Smithsonian / US Geological Survey Weekly Volcanic Activity Report, 6 April-12 April 2005
Managing Editor: Gari Mayberry
Please cite this report as:
Global Volcanism Program, 2005. Report on Talang (Indonesia). In: Mayberry, G (ed.), Weekly Volcanic Activity Report, 6 April-12 April 2005. Smithsonian Institution and US Geological Survey.
0.979°S, 100.681°E; summit elev. 2575 m
All times are local (unless otherwise noted)
On 12 April during 0340-0600, an eruption at Talang produced an ash plume that rose to a height of ~1 km above the crater (~12,800 ft a.s.l.). About 4 mm of ash fell in the village of Bukit Sileh, NE of the volcano. The Alert Level was raised to 4, the highest level. News articles reported that thousands of residents near the volcano evacuated. Several days prior to the eruption, a "gray ash cloud" was visible rising to ~100 m above the volcano's summit (9,800 ft a.s.l.).
On 13 April volcanic and seismic activity decreased in comparison to the previous day. A "white-gray ash plume" rose 250 m (10,300 ft a.s.l.) above Kawah Mati crater, and gas was emitted from Gabuo Atas crater. There was a decrease in the number of deep volcanic, shallow volcanic, and explosion earthquakes. Talang remained at Alert Level 4.

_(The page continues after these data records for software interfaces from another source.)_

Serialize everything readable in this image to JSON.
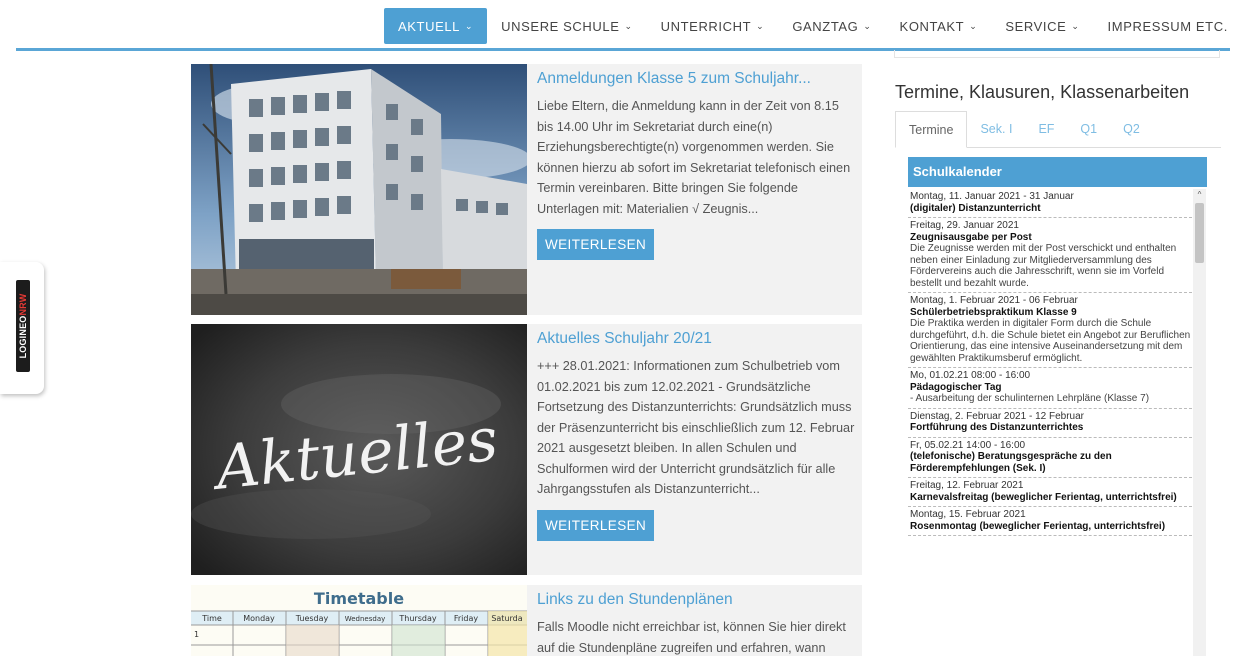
{
  "nav": {
    "items": [
      {
        "label": "AKTUELL"
      },
      {
        "label": "UNSERE SCHULE"
      },
      {
        "label": "UNTERRICHT"
      },
      {
        "label": "GANZTAG"
      },
      {
        "label": "KONTAKT"
      },
      {
        "label": "SERVICE"
      },
      {
        "label": "IMPRESSUM ETC."
      }
    ],
    "chevron": "⌄"
  },
  "side_tab": {
    "logo_main": "LOGINEO",
    "logo_accent": "NRW"
  },
  "news": [
    {
      "title": "Anmeldungen Klasse 5 zum Schuljahr...",
      "excerpt": "Liebe Eltern, die Anmeldung kann in der Zeit von 8.15 bis 14.00 Uhr im Sekretariat durch eine(n) Erziehungsberechtigte(n) vorgenommen werden. Sie können hierzu ab sofort im Sekretariat telefonisch einen Termin vereinbaren. Bitte bringen Sie folgende Unterlagen mit: Materialien √ Zeugnis...",
      "button": "WEITERLESEN"
    },
    {
      "title": "Aktuelles Schuljahr 20/21",
      "excerpt": "+++ 28.01.2021: Informationen zum Schulbetrieb vom 01.02.2021 bis zum 12.02.2021 - Grundsätzliche Fortsetzung des Distanzunterrichts: Grundsätzlich muss der Präsenzunterricht bis einschließlich zum 12. Februar 2021 ausgesetzt bleiben. In allen Schulen und Schulformen wird der Unterricht grundsätzlich für alle Jahrgangsstufen als Distanzunterricht...",
      "button": "WEITERLESEN",
      "image_text": "Aktuelles"
    },
    {
      "title": "Links zu den Stundenplänen",
      "excerpt": "Falls Moodle nicht erreichbar ist, können Sie hier direkt auf die Stundenpläne zugreifen und erfahren, wann",
      "image": {
        "title": "Timetable",
        "days": [
          "Time",
          "Monday",
          "Tuesday",
          "Wednesday",
          "Thursday",
          "Friday",
          "Saturda"
        ],
        "row_label": "1"
      }
    }
  ],
  "sidebar": {
    "title": "Termine, Klausuren, Klassenarbeiten",
    "tabs": [
      {
        "label": "Termine"
      },
      {
        "label": "Sek. I"
      },
      {
        "label": "EF"
      },
      {
        "label": "Q1"
      },
      {
        "label": "Q2"
      }
    ],
    "calendar_title": "Schulkalender",
    "events": [
      {
        "date": "Montag, 11. Januar 2021 - 31 Januar",
        "title": "(digitaler) Distanzunterricht",
        "desc": ""
      },
      {
        "date": "Freitag, 29. Januar 2021",
        "title": "Zeugnisausgabe per Post",
        "desc": "Die Zeugnisse werden mit der Post verschickt und enthalten neben einer Einladung zur Mitgliederversammlung des Fördervereins auch die Jahresschrift, wenn sie im Vorfeld bestellt und bezahlt wurde."
      },
      {
        "date": "Montag, 1. Februar 2021 - 06 Februar",
        "title": "Schülerbetriebspraktikum Klasse 9",
        "desc": "Die Praktika werden in digitaler Form durch die Schule durchgeführt, d.h. die Schule bietet ein Angebot zur Beruflichen Orientierung, das eine intensive Auseinandersetzung mit dem gewählten Praktikumsberuf ermöglicht."
      },
      {
        "date": "Mo, 01.02.21 08:00 - 16:00",
        "title": "Pädagogischer Tag",
        "desc": "- Ausarbeitung der schulinternen Lehrpläne (Klasse 7)"
      },
      {
        "date": "Dienstag, 2. Februar 2021 - 12 Februar",
        "title": "Fortführung des Distanzunterrichtes",
        "desc": ""
      },
      {
        "date": "Fr, 05.02.21 14:00 - 16:00",
        "title": "(telefonische) Beratungsgespräche zu den Förderempfehlungen (Sek. I)",
        "desc": ""
      },
      {
        "date": "Freitag, 12. Februar 2021",
        "title": "Karnevalsfreitag (beweglicher Ferientag, unterrichtsfrei)",
        "desc": ""
      },
      {
        "date": "Montag, 15. Februar 2021",
        "title": "Rosenmontag (beweglicher Ferientag, unterrichtsfrei)",
        "desc": ""
      }
    ],
    "scroll_up": "^"
  }
}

Geologic Background. Talang, which forms a twin volcano with the extinct Pasar Arbaa volcano, lies ESE of the major city of Padang and rises NW of Dibawah Lake. Talang has two crater lakes on its flanks; the largest of these is 1 x 2 km wide Danau Talang. The summit exhibits fumarolic activity, but which lacks a crater. Historical eruptions have mostly involved small-to-moderate explosive activity first documented in the 19th century that originated from a series of small craters in a valley on the upper NE flank.